At Little Jock’s trial in 1857 for stealing a red woollen shirt, many people were supposedly telling ‘the truth’. Little Jock himself was one of them: And this I declare to be truth, he said, after telling the court, among other lies, that his name was Peter Lennie. Then came a raft of witnesses contradicting his account, all saying, And this is truth. Court officials then testified to his previous convictions in different names, each official declaring, And this is truth.

I imagined another kind of truth: Mary, the woman Little Jock calls Mother, watching all of this, knowing that these superficial lies are only the tip of the iceberg:
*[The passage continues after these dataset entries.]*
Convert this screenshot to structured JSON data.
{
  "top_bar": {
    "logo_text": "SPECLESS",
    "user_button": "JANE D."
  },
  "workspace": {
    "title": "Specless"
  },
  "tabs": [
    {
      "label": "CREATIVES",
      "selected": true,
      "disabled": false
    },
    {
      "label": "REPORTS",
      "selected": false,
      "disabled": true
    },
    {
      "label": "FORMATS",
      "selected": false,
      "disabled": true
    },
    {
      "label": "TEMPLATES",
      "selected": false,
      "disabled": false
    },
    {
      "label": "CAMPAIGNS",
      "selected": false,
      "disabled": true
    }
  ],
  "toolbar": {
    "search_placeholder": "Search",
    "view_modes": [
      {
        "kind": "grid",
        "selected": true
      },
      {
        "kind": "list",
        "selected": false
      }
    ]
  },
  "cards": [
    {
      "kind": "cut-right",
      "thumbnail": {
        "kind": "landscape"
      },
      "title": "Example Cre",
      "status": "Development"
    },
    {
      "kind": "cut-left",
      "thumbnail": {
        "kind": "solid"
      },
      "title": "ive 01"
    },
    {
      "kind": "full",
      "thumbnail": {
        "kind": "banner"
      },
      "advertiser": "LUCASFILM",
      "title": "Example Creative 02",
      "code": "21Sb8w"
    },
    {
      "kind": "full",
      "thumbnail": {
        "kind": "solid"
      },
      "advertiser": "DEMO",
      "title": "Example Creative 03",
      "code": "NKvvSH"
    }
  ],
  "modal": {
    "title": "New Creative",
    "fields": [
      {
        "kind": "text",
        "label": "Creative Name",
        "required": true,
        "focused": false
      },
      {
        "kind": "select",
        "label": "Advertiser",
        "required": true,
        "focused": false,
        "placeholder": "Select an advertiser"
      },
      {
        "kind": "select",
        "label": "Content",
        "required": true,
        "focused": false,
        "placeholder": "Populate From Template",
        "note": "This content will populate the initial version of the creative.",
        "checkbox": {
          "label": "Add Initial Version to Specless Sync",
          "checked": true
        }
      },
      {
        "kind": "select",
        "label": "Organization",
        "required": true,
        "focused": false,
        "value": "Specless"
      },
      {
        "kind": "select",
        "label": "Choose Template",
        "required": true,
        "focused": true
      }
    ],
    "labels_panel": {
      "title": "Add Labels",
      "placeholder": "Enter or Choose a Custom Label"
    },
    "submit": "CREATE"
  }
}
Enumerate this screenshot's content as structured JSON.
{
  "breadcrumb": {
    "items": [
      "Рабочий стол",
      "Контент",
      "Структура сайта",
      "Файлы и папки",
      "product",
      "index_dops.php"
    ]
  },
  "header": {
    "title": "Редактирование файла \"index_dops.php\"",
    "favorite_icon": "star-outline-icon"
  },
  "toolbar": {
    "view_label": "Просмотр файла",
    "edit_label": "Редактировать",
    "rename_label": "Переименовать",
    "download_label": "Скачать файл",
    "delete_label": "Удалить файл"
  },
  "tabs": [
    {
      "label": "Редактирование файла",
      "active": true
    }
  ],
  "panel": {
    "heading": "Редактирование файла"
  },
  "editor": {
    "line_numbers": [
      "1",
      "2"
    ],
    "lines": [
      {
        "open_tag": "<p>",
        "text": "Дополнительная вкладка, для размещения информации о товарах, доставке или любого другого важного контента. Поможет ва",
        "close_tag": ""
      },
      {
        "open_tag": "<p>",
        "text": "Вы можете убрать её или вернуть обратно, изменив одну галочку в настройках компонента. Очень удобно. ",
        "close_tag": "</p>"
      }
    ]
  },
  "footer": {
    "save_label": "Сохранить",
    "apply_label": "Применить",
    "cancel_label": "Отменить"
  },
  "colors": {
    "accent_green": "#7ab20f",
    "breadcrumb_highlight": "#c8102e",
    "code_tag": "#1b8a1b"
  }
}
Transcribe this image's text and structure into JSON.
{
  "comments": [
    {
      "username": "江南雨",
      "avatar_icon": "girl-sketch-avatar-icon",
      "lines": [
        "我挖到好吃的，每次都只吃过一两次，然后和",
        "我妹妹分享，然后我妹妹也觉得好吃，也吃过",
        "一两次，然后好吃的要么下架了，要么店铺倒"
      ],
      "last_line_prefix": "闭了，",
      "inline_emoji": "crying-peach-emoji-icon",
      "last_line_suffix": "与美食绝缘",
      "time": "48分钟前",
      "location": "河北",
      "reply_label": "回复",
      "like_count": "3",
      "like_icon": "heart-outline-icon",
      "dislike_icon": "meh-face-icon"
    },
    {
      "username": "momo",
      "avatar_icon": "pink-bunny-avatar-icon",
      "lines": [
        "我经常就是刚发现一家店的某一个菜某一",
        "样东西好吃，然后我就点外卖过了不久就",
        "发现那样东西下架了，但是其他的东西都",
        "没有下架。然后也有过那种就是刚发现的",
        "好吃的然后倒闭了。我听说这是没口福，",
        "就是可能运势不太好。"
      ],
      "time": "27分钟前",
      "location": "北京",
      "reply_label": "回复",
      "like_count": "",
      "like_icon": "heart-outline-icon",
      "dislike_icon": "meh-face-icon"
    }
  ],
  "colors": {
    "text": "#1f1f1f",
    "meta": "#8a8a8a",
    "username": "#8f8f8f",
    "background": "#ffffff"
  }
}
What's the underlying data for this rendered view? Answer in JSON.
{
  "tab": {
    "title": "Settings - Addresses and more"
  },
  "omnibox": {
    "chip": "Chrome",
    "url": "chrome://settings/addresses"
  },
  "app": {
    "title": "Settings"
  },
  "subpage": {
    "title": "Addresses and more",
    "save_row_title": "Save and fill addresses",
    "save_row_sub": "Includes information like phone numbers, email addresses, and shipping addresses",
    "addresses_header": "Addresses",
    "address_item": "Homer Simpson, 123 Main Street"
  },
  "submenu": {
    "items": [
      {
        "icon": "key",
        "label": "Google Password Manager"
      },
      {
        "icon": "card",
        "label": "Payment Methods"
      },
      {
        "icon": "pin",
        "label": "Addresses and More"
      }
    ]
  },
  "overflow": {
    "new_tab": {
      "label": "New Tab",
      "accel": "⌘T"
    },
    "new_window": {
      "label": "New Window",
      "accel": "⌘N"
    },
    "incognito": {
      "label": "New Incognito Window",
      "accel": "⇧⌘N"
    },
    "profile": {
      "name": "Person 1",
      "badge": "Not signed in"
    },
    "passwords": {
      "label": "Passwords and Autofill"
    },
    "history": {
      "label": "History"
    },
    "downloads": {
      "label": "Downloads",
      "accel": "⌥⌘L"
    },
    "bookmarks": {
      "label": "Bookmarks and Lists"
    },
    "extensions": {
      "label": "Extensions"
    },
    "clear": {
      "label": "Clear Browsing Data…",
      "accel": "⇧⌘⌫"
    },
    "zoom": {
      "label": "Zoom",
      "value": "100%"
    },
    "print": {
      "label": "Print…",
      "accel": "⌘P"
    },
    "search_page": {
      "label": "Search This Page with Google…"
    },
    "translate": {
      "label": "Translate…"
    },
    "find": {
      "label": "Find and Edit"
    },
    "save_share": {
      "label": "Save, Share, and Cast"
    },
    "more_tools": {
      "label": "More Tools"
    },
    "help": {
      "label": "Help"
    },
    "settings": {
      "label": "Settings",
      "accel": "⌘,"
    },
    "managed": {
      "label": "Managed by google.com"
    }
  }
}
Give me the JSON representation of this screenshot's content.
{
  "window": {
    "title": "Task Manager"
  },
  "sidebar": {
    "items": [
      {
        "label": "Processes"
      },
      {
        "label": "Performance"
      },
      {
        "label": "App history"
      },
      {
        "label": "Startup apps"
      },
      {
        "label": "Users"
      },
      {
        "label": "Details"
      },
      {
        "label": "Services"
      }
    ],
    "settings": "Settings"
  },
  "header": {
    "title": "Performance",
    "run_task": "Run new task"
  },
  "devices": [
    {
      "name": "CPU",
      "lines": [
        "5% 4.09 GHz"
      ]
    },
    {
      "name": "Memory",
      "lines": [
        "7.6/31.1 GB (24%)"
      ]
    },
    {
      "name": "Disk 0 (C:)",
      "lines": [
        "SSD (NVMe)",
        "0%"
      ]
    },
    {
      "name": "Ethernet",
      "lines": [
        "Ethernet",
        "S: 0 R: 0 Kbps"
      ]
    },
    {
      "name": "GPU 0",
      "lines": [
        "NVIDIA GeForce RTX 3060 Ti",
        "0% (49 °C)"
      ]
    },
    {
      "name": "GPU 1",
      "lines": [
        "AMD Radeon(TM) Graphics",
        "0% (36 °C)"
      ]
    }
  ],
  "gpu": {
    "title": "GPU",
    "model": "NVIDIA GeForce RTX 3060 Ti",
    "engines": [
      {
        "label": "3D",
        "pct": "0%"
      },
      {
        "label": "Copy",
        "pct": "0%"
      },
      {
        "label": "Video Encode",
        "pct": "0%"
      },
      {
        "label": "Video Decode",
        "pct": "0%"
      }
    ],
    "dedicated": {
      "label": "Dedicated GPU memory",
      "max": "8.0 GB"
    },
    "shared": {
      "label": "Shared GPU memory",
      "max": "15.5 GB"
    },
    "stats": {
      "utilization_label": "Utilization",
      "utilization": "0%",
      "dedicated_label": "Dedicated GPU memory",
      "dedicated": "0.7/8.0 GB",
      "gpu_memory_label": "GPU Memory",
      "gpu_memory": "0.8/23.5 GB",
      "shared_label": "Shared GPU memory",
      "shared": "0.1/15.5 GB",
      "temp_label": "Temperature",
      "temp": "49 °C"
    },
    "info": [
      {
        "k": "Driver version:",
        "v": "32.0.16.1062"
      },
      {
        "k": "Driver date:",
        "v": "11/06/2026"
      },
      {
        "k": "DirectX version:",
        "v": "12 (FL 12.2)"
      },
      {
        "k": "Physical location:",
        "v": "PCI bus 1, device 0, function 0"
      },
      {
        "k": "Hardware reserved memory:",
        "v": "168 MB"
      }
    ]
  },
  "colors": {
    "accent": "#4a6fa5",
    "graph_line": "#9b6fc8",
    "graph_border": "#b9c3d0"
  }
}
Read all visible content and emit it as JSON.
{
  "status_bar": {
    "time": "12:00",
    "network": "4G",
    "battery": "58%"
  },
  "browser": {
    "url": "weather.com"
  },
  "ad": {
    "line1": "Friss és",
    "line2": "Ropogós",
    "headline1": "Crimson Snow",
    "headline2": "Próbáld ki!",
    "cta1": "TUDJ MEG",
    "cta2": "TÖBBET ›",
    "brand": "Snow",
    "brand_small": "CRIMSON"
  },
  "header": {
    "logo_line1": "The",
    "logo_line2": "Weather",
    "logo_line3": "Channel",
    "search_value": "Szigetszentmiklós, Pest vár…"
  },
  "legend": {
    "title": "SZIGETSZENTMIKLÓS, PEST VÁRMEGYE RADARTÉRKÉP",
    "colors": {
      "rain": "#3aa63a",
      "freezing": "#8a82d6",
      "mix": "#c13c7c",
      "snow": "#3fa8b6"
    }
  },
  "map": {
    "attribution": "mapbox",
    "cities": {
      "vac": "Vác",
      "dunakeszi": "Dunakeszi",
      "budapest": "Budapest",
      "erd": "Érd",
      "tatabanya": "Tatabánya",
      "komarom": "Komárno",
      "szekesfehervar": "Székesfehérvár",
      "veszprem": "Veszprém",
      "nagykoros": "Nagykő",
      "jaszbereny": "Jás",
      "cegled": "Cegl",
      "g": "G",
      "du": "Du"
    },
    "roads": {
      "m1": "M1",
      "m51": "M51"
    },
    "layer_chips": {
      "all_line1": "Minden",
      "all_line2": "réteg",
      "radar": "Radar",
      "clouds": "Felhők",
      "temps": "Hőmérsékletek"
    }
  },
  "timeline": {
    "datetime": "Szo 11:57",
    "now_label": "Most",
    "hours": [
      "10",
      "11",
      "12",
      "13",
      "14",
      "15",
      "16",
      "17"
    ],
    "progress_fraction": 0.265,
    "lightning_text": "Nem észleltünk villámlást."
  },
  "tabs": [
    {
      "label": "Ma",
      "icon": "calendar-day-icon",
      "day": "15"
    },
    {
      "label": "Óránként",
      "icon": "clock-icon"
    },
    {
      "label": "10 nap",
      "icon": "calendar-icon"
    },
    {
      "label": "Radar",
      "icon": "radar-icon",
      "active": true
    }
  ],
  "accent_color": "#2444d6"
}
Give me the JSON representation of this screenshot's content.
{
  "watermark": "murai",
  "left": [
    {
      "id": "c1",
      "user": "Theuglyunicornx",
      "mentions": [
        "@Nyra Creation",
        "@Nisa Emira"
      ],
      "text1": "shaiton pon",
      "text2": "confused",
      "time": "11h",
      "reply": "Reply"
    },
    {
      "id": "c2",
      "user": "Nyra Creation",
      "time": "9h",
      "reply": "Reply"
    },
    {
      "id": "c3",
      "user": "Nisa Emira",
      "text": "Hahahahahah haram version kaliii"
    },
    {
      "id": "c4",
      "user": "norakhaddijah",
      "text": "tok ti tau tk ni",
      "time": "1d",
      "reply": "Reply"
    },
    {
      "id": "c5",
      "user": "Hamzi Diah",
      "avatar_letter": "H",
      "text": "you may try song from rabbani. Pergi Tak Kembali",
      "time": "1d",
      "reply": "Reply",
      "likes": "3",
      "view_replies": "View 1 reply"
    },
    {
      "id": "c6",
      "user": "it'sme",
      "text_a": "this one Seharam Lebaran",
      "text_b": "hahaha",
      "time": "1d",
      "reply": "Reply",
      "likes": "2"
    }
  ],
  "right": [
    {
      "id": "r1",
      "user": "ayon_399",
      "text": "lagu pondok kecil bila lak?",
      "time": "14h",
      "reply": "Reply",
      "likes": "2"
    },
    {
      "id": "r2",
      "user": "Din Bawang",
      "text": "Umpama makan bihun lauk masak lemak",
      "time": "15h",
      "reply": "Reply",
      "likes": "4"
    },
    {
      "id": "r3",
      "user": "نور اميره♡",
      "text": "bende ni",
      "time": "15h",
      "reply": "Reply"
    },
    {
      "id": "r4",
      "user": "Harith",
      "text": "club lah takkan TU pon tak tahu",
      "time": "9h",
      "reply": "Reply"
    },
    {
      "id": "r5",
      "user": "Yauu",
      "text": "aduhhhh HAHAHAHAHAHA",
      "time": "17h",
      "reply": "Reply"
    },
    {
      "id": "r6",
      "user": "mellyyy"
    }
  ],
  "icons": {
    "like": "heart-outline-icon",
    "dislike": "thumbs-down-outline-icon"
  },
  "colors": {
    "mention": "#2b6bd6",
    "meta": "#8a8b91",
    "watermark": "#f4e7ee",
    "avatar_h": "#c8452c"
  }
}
His name is not Peter Lennie, she thinks. He is not a native of Belfast. There is much else that is false in his declaration of truth—but then he knows for himself, and because of the pact between them, that truth is a servant, not a master. He is not Peter Lennie. He is not Patrick Lunney. But she weeps because he is hers. And this is truth.

sinkings_cover copyWhat I’ve brought to the page in The Sinkings is historical but not history, informed ‘let’s pretend’, not truth. I gratefully acknowledge the debt of the fiction to its sources without making any claims on them. But as Willa says in The Sinkings: there are all kinds of memorials. It mattered to me, and I would like readers to know, that in the view recorded by the camera obscura, there once really was the small, indeterminate figure of a maybe-man called Little Jock.

© Amanda Curtin 2009


Filed under The Sinkings, Writing